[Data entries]
++++++++

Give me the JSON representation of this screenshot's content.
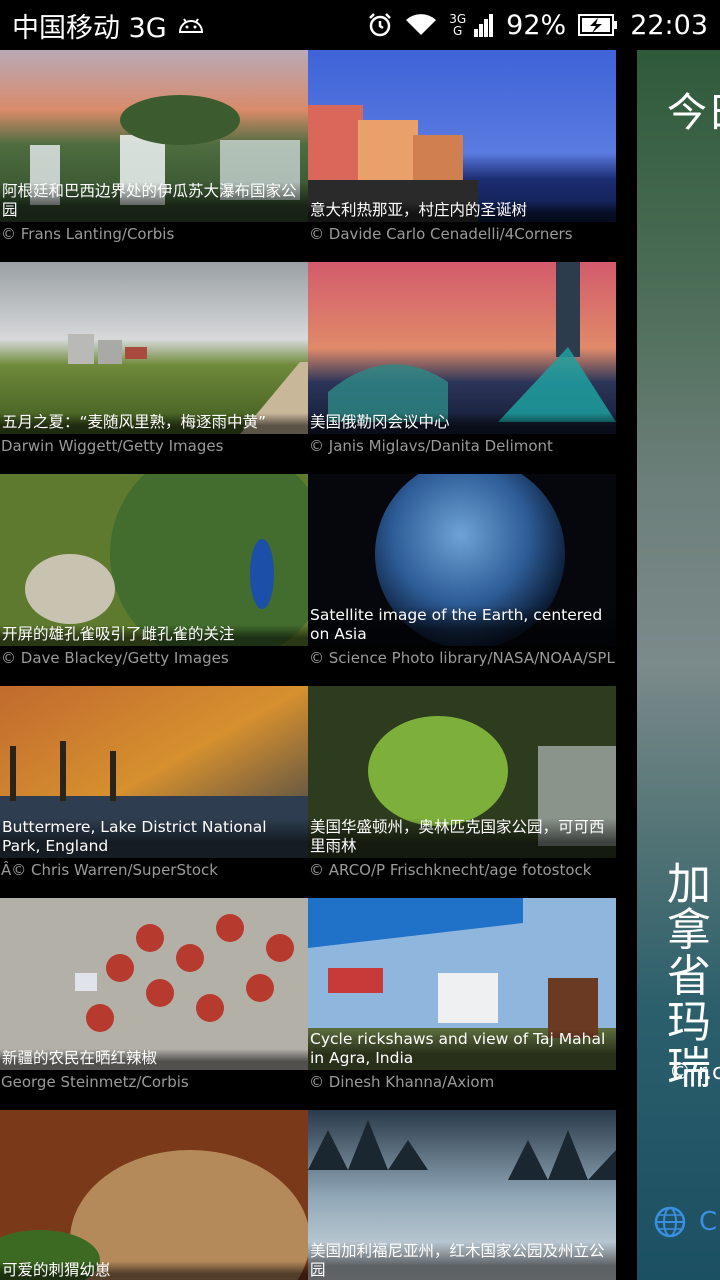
{
  "status_bar": {
    "carrier": "中国移动 3G",
    "network_badge_top": "3G",
    "network_badge_bottom": "G",
    "battery": "92%",
    "time": "22:03"
  },
  "tiles": [
    {
      "caption": "阿根廷和巴西边界处的伊瓜苏大瀑布国家公园",
      "credit": "© Frans Lanting/Corbis"
    },
    {
      "caption": "意大利热那亚，村庄内的圣诞树",
      "credit": "© Davide Carlo Cenadelli/4Corners"
    },
    {
      "caption": "五月之夏：“麦随风里熟，梅逐雨中黄”",
      "credit": "Darwin Wiggett/Getty Images"
    },
    {
      "caption": "美国俄勒冈会议中心",
      "credit": "© Janis Miglavs/Danita Delimont"
    },
    {
      "caption": "开屏的雄孔雀吸引了雌孔雀的关注",
      "credit": "© Dave Blackey/Getty Images"
    },
    {
      "caption": "Satellite image of the Earth, centered on Asia",
      "credit": "© Science Photo library/NASA/NOAA/SPL"
    },
    {
      "caption": "Buttermere, Lake District National Park, England",
      "credit": "Â© Chris Warren/SuperStock"
    },
    {
      "caption": "美国华盛顿州，奥林匹克国家公园，可可西里雨林",
      "credit": "© ARCO/P Frischknecht/age fotostock"
    },
    {
      "caption": "新疆的农民在晒红辣椒",
      "credit": "George Steinmetz/Corbis"
    },
    {
      "caption": "Cycle rickshaws and view of Taj Mahal in Agra, India",
      "credit": "© Dinesh Khanna/Axiom"
    },
    {
      "caption": "可爱的刺猬幼崽",
      "credit": ""
    },
    {
      "caption": "美国加利福尼亚州，红木国家公园及州立公园",
      "credit": ""
    }
  ],
  "drawer": {
    "title": "今日",
    "big_text": "加拿\n省\n玛瑞",
    "credit": "© r.c",
    "link": "C"
  }
}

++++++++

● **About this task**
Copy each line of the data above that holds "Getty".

● **Answer box**
      "credit": "Darwin Wiggett/Getty Images"
      "credit": "© Dave Blackey/Getty Images"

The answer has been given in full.